February 22, 2007
Ear candling. It's a holistic, ancient ritual that users and spa technicians swear by.
"It can treat everything from sinus, sore throats, headache, ear ache, anything connected with the head" said one spa technician from the spa at the ACAC.
Spas like ACAC in Charlottesville market ear candling as a service that cleanses the inner ear of toxins. A hollow candle is lit, and placed in the ear, creating what they call a vacuum that sucks out ear wax.
It's not a new practice. It's actually documented that ear candling has been around for hundreds of years, but it is relatively new to spas and salons and seems to be picking up steam.
"It's been on our menu for years but just recently we've noticed people starting to inquire, getting a little bit more interested" said the spa technician.
So we wondered, does it really work? We went to Dr. Paige Powers, with Piedmont Otolaryngology, who got right to the point of our burning question by quickly extinguishing ear candling's claims.
"There are no benefits whatsoever" said Powers.
"It's always surprising to hear the number of people who do this" said Powers.
Dr. Powers says that scientifically, there's just no way that a candle can create enough suction to actually draw out thick ear wax. And to add fuel to the fire, there are actually risks associated with ear candling.
"I've actually had several patients come in after doing ear candling with burns to the ear canal" said Powers
"I've actually had a patient who ruptured the ear drum as a result of the burn to the ear drum" said Powers.
That ruptured ear drum, in non-doctor terms, means the wax from the ear candle actually burn a hole right in the ear drum.
But back at ACAC, where a technician is supervising, our volunteer seems pleased with the process.
"When it was explained to me what it was i was eager to be a guinea pig and it's actually a relaxing experience" said the volunteer.
That is, until our guinea pig sees exactly what came from her ear.

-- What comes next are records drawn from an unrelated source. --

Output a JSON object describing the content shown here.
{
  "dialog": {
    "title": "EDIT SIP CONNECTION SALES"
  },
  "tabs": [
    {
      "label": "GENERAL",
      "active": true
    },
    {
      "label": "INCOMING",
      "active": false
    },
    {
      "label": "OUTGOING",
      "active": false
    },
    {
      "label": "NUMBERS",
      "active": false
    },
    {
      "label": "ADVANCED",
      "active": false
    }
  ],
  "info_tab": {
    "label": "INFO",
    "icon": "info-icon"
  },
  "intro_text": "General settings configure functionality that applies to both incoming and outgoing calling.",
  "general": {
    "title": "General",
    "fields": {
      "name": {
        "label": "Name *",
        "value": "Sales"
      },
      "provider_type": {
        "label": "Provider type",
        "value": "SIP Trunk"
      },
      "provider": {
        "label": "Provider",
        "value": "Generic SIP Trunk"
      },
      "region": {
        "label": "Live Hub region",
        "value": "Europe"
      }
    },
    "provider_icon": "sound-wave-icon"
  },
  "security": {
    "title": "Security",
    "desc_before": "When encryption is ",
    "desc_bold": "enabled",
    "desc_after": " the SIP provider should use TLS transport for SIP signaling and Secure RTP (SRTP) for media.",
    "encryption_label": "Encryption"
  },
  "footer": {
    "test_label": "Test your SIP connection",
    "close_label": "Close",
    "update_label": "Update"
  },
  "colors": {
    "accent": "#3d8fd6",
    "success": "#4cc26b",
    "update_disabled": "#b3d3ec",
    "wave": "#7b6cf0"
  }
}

"Do you see that? Yeah. wow, that's all. That came from my ear? yikes! After seeing what came out I'm thinking I should make a regular appointment!" said the volunteer.
While the idea of regular burning appointments isn't music to Dr. Power's ears.

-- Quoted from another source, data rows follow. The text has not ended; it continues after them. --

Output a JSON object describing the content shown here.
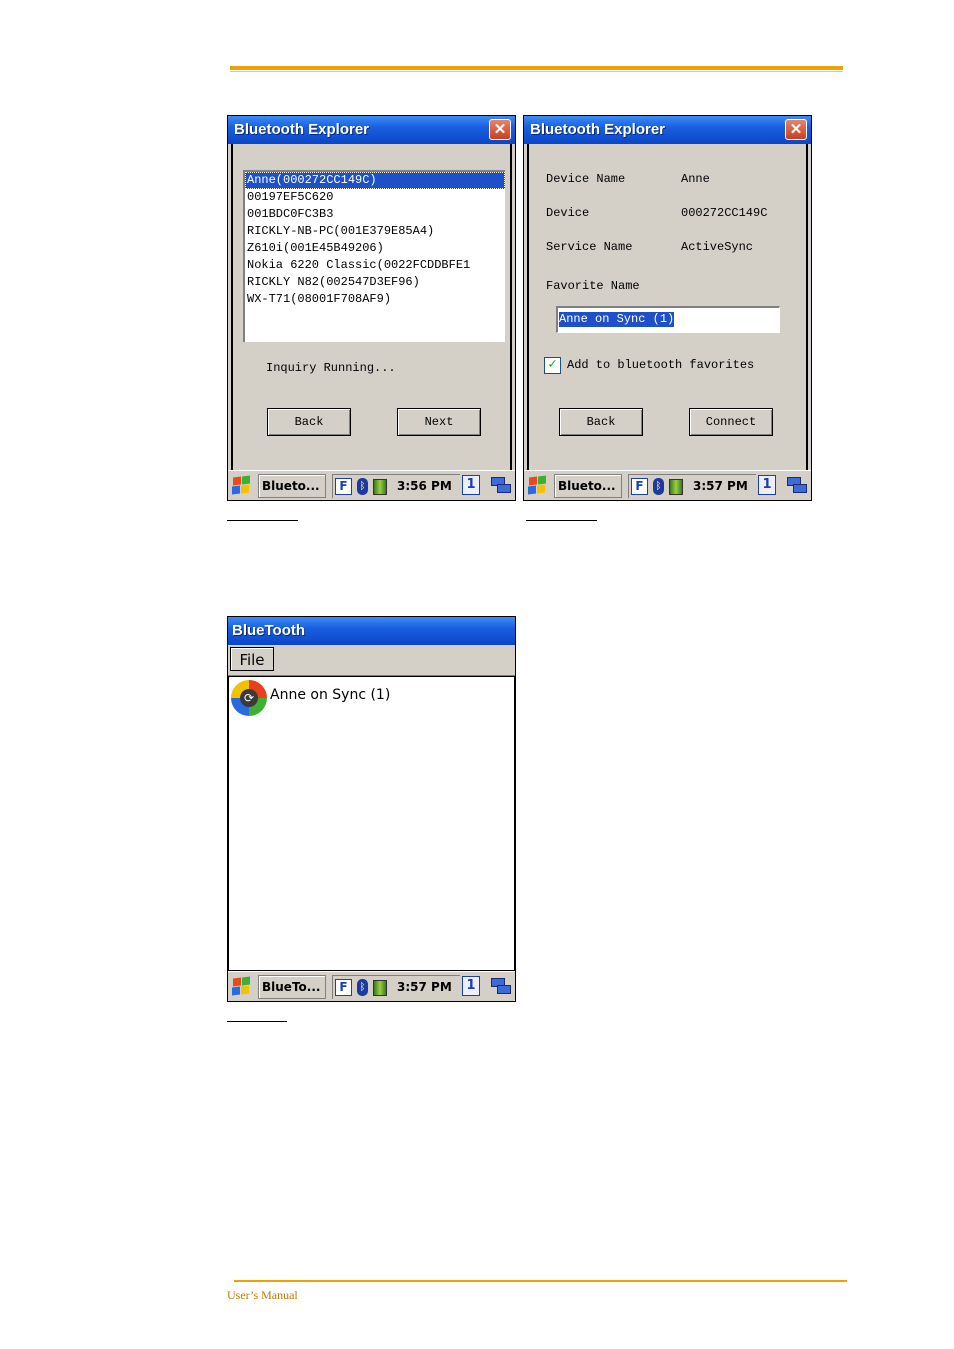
{
  "footer": {
    "text": "User’s Manual"
  },
  "screen1": {
    "title": "Bluetooth Explorer",
    "close_glyph": "✕",
    "devices": [
      "Anne(000272CC149C)",
      "00197EF5C620",
      "001BDC0FC3B3",
      "RICKLY-NB-PC(001E379E85A4)",
      "Z610i(001E45B49206)",
      "Nokia 6220 Classic(0022FCDDBFE1",
      "RICKLY N82(002547D3EF96)",
      "WX-T71(08001F708AF9)"
    ],
    "status": "Inquiry Running...",
    "back_label": "Back",
    "next_label": "Next",
    "taskbar": {
      "task": "Blueto...",
      "time": "3:56 PM",
      "tray_f": "F",
      "desk_num": "1"
    }
  },
  "screen2": {
    "title": "Bluetooth Explorer",
    "close_glyph": "✕",
    "device_name_label": "Device Name",
    "device_name_value": "Anne",
    "device_label": "Device",
    "device_value": "000272CC149C",
    "service_name_label": "Service Name",
    "service_name_value": "ActiveSync",
    "favorite_name_label": "Favorite Name",
    "favorite_name_value": "Anne on Sync (1)",
    "checkbox_label": "Add to bluetooth favorites",
    "checkbox_mark": "✓",
    "back_label": "Back",
    "connect_label": "Connect",
    "taskbar": {
      "task": "Blueto...",
      "time": "3:57 PM",
      "tray_f": "F",
      "desk_num": "1"
    }
  },
  "screen3": {
    "title": "BlueTooth",
    "menu_file": "File",
    "favorite_item": "Anne on Sync (1)",
    "taskbar": {
      "task": "BlueTo...",
      "time": "3:57 PM",
      "tray_f": "F",
      "desk_num": "1"
    }
  },
  "colors": {
    "accent_rule": "#f0a000",
    "title_blue": "#0a46c8",
    "selection": "#1e50c8"
  }
}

"Wax is protective. we all need wax" said Powers.
If you ignore physicians advice and can't resist the urge to light up, make sure it's done somewhere like ACAC,where it can at least be supervised.

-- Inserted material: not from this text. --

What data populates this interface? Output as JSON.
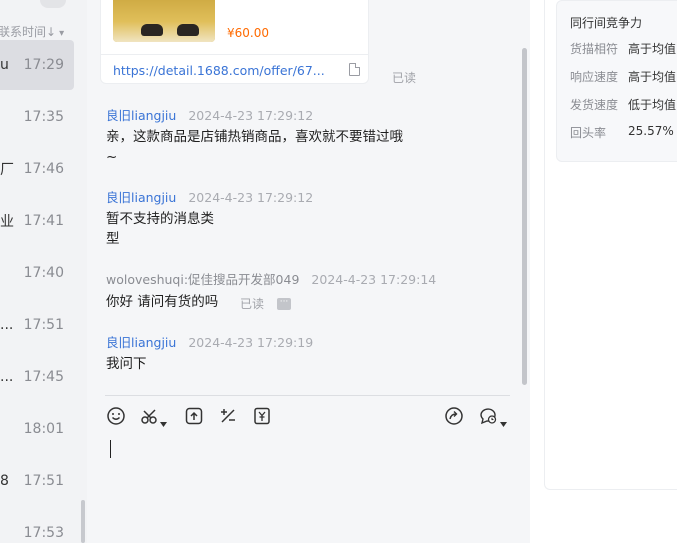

"If somebody enjoys it and understands that it's just for the fun of it, that's ok. As long as they're doing it with somebody who can do it carefully and they understand there's a risk for burn, that's fine" said Powers.
Dr. Powers says an easy, at-home remedy for cleaning out built-up ear wax is to mix equal amounts of rubbing alcohol and table vinegar and use a dropper to put a couple drops in your ear. If you'd still like to try ear candling though most spas will charge you about 50 to 60 dollars.